• [Your assignment] Each record is to be given again precisely as written.

########

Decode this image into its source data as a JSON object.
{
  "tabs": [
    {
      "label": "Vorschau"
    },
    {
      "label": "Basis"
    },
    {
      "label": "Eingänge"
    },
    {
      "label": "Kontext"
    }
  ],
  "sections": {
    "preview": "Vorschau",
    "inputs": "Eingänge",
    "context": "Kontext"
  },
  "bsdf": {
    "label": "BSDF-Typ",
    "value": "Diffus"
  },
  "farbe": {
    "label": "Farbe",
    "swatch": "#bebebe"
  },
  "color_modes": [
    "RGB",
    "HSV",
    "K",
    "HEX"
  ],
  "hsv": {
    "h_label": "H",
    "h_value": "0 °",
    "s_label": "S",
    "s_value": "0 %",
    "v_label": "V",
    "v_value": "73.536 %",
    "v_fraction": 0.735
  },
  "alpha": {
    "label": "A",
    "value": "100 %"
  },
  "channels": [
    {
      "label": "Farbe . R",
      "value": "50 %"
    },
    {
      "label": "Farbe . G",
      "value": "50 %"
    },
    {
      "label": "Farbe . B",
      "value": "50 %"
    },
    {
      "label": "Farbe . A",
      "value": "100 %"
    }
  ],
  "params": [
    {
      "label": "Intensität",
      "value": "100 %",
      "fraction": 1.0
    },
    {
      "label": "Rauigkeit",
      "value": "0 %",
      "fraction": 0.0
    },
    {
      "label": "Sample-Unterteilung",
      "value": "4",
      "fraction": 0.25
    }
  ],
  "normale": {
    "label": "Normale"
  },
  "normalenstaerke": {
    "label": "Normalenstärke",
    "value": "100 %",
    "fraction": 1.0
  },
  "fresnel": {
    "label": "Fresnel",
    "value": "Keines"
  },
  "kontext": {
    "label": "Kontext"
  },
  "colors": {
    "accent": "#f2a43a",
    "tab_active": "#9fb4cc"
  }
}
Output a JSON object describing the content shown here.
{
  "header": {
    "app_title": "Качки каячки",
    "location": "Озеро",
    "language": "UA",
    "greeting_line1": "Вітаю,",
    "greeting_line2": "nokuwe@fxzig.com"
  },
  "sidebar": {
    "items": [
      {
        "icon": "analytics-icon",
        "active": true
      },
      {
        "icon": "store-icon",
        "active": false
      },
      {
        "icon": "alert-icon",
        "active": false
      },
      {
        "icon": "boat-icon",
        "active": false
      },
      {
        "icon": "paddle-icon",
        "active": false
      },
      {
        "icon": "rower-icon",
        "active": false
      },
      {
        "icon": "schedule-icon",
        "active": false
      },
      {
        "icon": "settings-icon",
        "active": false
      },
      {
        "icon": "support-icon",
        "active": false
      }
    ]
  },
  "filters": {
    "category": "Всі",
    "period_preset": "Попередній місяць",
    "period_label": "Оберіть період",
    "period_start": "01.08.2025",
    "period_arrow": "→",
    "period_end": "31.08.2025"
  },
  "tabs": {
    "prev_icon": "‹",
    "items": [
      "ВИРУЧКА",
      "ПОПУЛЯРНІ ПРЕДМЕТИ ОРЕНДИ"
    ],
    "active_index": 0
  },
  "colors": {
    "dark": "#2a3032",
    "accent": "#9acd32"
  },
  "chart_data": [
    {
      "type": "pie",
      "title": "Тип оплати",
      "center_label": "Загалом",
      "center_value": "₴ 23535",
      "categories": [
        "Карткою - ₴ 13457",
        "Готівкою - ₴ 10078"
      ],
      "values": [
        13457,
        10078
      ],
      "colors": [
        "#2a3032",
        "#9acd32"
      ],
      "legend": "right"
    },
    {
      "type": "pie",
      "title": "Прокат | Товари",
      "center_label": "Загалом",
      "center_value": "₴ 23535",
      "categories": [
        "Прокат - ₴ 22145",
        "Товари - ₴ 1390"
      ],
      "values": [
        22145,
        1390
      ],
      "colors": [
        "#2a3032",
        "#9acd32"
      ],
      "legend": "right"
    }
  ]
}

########

• [Exercise solution]
Decode this image into its source data as a JSON object.
{
  "tabs": [
    {
      "label": "Vorschau"
    },
    {
      "label": "Basis"
    },
    {
      "label": "Eingänge"
    },
    {
      "label": "Kontext"
    }
  ],
  "sections": {
    "preview": "Vorschau",
    "inputs": "Eingänge",
    "context": "Kontext"
  },
  "bsdf": {
    "label": "BSDF-Typ",
    "value": "Diffus"
  },
  "farbe": {
    "label": "Farbe",
    "swatch": "#bebebe"
  },
  "color_modes": [
    "RGB",
    "HSV",
    "K",
    "HEX"
  ],
  "hsv": {
    "h_label": "H",
    "h_value": "0 °",
    "s_label": "S",
    "s_value": "0 %",
    "v_label": "V",
    "v_value": "73.536 %",
    "v_fraction": 0.735
  },
  "alpha": {
    "label": "A",
    "value": "100 %"
  },
  "channels": [
    {
      "label": "Farbe . R",
      "value": "50 %"
    },
    {
      "label": "Farbe . G",
      "value": "50 %"
    },
    {
      "label": "Farbe . B",
      "value": "50 %"
    },
    {
      "label": "Farbe . A",
      "value": "100 %"
    }
  ],
  "params": [
    {
      "label": "Intensität",
      "value": "100 %",
      "fraction": 1.0
    },
    {
      "label": "Rauigkeit",
      "value": "0 %",
      "fraction": 0.0
    },
    {
      "label": "Sample-Unterteilung",
      "value": "4",
      "fraction": 0.25
    }
  ],
  "normale": {
    "label": "Normale"
  },
  "normalenstaerke": {
    "label": "Normalenstärke",
    "value": "100 %",
    "fraction": 1.0
  },
  "fresnel": {
    "label": "Fresnel",
    "value": "Keines"
  },
  "kontext": {
    "label": "Kontext"
  },
  "colors": {
    "accent": "#f2a43a",
    "tab_active": "#9fb4cc"
  }
}
Output a JSON object describing the content shown here.
{
  "header": {
    "app_title": "Качки каячки",
    "location": "Озеро",
    "language": "UA",
    "greeting_line1": "Вітаю,",
    "greeting_line2": "nokuwe@fxzig.com"
  },
  "sidebar": {
    "items": [
      {
        "icon": "analytics-icon",
        "active": true
      },
      {
        "icon": "store-icon",
        "active": false
      },
      {
        "icon": "alert-icon",
        "active": false
      },
      {
        "icon": "boat-icon",
        "active": false
      },
      {
        "icon": "paddle-icon",
        "active": false
      },
      {
        "icon": "rower-icon",
        "active": false
      },
      {
        "icon": "schedule-icon",
        "active": false
      },
      {
        "icon": "settings-icon",
        "active": false
      },
      {
        "icon": "support-icon",
        "active": false
      }
    ]
  },
  "filters": {
    "category": "Всі",
    "period_preset": "Попередній місяць",
    "period_label": "Оберіть період",
    "period_start": "01.08.2025",
    "period_arrow": "→",
    "period_end": "31.08.2025"
  },
  "tabs": {
    "prev_icon": "‹",
    "items": [
      "ВИРУЧКА",
      "ПОПУЛЯРНІ ПРЕДМЕТИ ОРЕНДИ"
    ],
    "active_index": 0
  },
  "colors": {
    "dark": "#2a3032",
    "accent": "#9acd32"
  },
  "chart_data": [
    {
      "type": "pie",
      "title": "Тип оплати",
      "center_label": "Загалом",
      "center_value": "₴ 23535",
      "categories": [
        "Карткою - ₴ 13457",
        "Готівкою - ₴ 10078"
      ],
      "values": [
        13457,
        10078
      ],
      "colors": [
        "#2a3032",
        "#9acd32"
      ],
      "legend": "right"
    },
    {
      "type": "pie",
      "title": "Прокат | Товари",
      "center_label": "Загалом",
      "center_value": "₴ 23535",
      "categories": [
        "Прокат - ₴ 22145",
        "Товари - ₴ 1390"
      ],
      "values": [
        22145,
        1390
      ],
      "colors": [
        "#2a3032",
        "#9acd32"
      ],
      "legend": "right"
    }
  ]
}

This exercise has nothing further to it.